Old friends or new friends ... it's hard to know who will hurt Tony Blair more.
The British Prime Minister is again struggling to explain allegations that he has 'sexed up' information about Iraqi WMD. That much is familiar, as is the criticism being launched Blair's way by a cadre of former allies. What's different is how Blair landed in hot water again.
Earlier this month, Blair told British troops that investigators had uncovered "massive evidence of a huge system of clandestine laboratories" in Iraq. Then, last week, Paul Bremer, the Bush administration's point man in Baghdad, dismissed the claim as nothing more than a "red herring."
"'I don't know where those words come from but that is not what [ISG chief] David Kay has said,' he told ITV1's Jonathan Dimbleby programme. 'I have read his reports so I don't know who said that. It sounds like a bit of a red herring to me.'
'It sounds like someone who doesn't agree with the policy sets up a red herring then knocks it down.'"
So much for transatlantic communication. The only one likely to get knocked down -- or at least around -- at this point is Blair. And a handful of familiar voices are leading the knock-down campaign.
Robin Cook, Blair's former foreign minister, declared that it is "undignified for the Prime Minister, and worrying for his nation, to go on believing a threat which everybody else can see was a fantasy." What's more, Cook argued that his onetime boss needs to admit he made a mistake or lose what little credibility he still has.
"Once lost, trust is difficult to regain and its absence has infected the credibility of the Government," the former minister said, commenting on an internet poll showing Blair to be the least trusted political leader in Britain."
Cook's criticisms were echoed by Clare Short, who also resigned her post as Britain's international development secretary over Blair's decision to support Washington's war. As she has before, Short argued that Blair's decision -- made at Bush's behest -- was followed by "deceit and all the disgruntlement in the UK and the failure to prepare for afterwards which is a complete disaster for the Middle East, for Iraq, for the world."
Of course, Cook and Short have become regular Blair critics, and their attacks -- while news-worthy -- won't immediately damage Blair's political standing. The grumbling being heard from his Labor Party rank-and-file, on the other hand, is potentially disastrous. Blair's hold on his party was tenuous before his decision to join Bush's march to war (in fact, a recent study by British academics found that Blair's government is "the most rebelled-against of all post-1945 administrations."
The rebellious attitude among the party's backbenchers has been fueled by scores of small disagreements on issues ranging from school reform to fox hunting. But liberal leaders warn that Britain's role in Washington's war and Blair's attempts to justify it are the primary causes of the disenchantment. As one such liberal Labor lawmaker, Diane Abbot, told The Scotsman:

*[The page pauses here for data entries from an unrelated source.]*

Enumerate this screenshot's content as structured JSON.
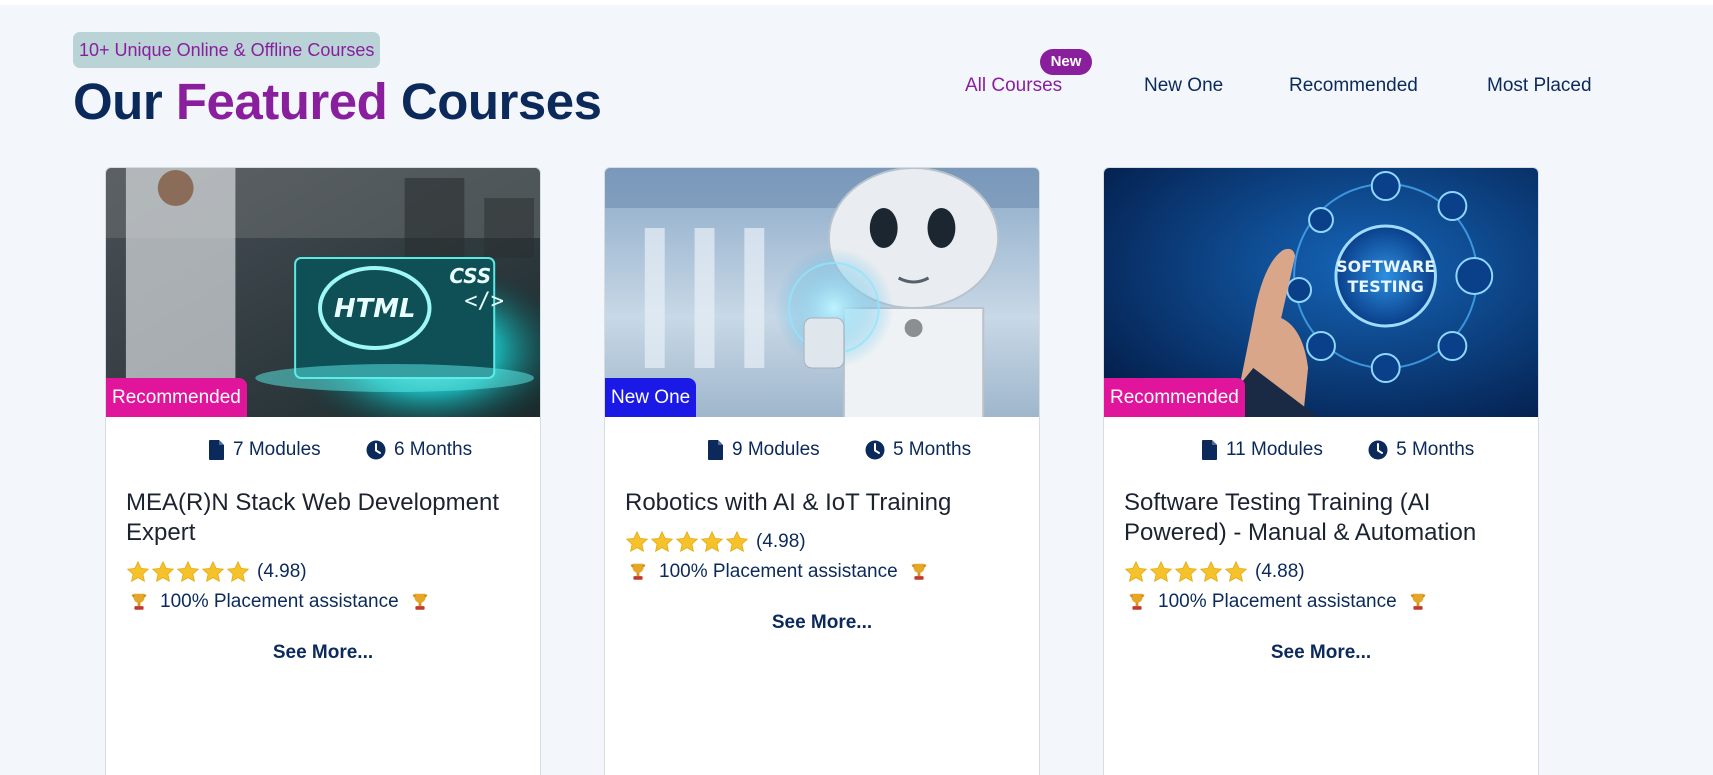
{
  "header": {
    "tagline": "10+ Unique Online & Offline Courses",
    "title_part1": "Our",
    "title_accent": "Featured",
    "title_part2": "Courses"
  },
  "filters": {
    "new_badge": "New",
    "items": [
      {
        "label": "All Courses",
        "active": true
      },
      {
        "label": "New One",
        "active": false
      },
      {
        "label": "Recommended",
        "active": false
      },
      {
        "label": "Most Placed",
        "active": false
      }
    ]
  },
  "colors": {
    "brand_purple": "#8a1f9e",
    "navy": "#0b2a5b",
    "badge_pink": "#e0159c",
    "badge_blue": "#1a19e6",
    "star_yellow": "#f6c22b"
  },
  "courses": [
    {
      "image": "html-css-laptop",
      "badge": "Recommended",
      "modules": "7 Modules",
      "duration": "6 Months",
      "title": "MEA(R)N Stack Web Development Expert",
      "rating": "(4.98)",
      "stars": 5,
      "placement": "100% Placement assistance",
      "see_more": "See More..."
    },
    {
      "image": "robot-ai-hologram",
      "badge": "New One",
      "modules": "9 Modules",
      "duration": "5 Months",
      "title": "Robotics with AI & IoT Training",
      "rating": "(4.98)",
      "stars": 5,
      "placement": "100% Placement assistance",
      "see_more": "See More..."
    },
    {
      "image": "software-testing-hand",
      "badge": "Recommended",
      "modules": "11 Modules",
      "duration": "5 Months",
      "title": "Software Testing Training (AI Powered) - Manual & Automation",
      "rating": "(4.88)",
      "stars": 5,
      "placement": "100% Placement assistance",
      "see_more": "See More..."
    }
  ]
}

'The war underlines all the problems that Tony is having with the parliamentary Labour Party at the current time, she said.

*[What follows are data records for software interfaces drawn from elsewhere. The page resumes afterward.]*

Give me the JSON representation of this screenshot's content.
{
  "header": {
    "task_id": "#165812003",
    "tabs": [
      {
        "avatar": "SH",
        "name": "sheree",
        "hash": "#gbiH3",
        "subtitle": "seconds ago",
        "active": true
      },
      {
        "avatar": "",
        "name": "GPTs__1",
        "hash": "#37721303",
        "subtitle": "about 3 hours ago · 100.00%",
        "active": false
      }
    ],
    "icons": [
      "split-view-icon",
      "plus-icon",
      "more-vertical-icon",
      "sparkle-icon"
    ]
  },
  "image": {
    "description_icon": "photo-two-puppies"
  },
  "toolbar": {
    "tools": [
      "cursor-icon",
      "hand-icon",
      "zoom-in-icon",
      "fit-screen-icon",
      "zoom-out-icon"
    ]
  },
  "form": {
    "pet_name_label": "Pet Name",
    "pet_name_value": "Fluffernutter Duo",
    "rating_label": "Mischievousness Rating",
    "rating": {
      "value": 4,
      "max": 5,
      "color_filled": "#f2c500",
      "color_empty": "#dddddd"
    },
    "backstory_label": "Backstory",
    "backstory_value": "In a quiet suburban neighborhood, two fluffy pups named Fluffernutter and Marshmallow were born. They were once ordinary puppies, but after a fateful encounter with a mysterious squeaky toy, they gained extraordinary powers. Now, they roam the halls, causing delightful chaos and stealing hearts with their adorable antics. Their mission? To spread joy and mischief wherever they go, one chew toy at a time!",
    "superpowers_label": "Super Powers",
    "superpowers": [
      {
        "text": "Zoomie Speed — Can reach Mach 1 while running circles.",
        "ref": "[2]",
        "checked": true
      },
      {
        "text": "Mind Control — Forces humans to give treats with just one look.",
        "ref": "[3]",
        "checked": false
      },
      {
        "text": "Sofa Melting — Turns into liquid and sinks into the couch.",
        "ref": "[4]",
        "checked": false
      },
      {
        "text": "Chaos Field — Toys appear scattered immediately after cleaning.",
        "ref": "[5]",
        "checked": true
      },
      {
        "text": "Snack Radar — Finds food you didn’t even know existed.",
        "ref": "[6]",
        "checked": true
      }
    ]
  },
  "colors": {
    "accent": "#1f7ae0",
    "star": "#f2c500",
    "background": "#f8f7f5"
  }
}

'I never believed this thing about missiles being ready for fire in 45 minutes but sadly some of my colleagues did and they are the ones that are most bitter and disgruntled.
'They went and had private chats with Tony, went back to their local parties and said 'the Prime Minister has told me...' and they feel like pillocks.
'They are the people now that are willing to vote on a whole swathe of issues because they were made to feel like pillocks over the war.'"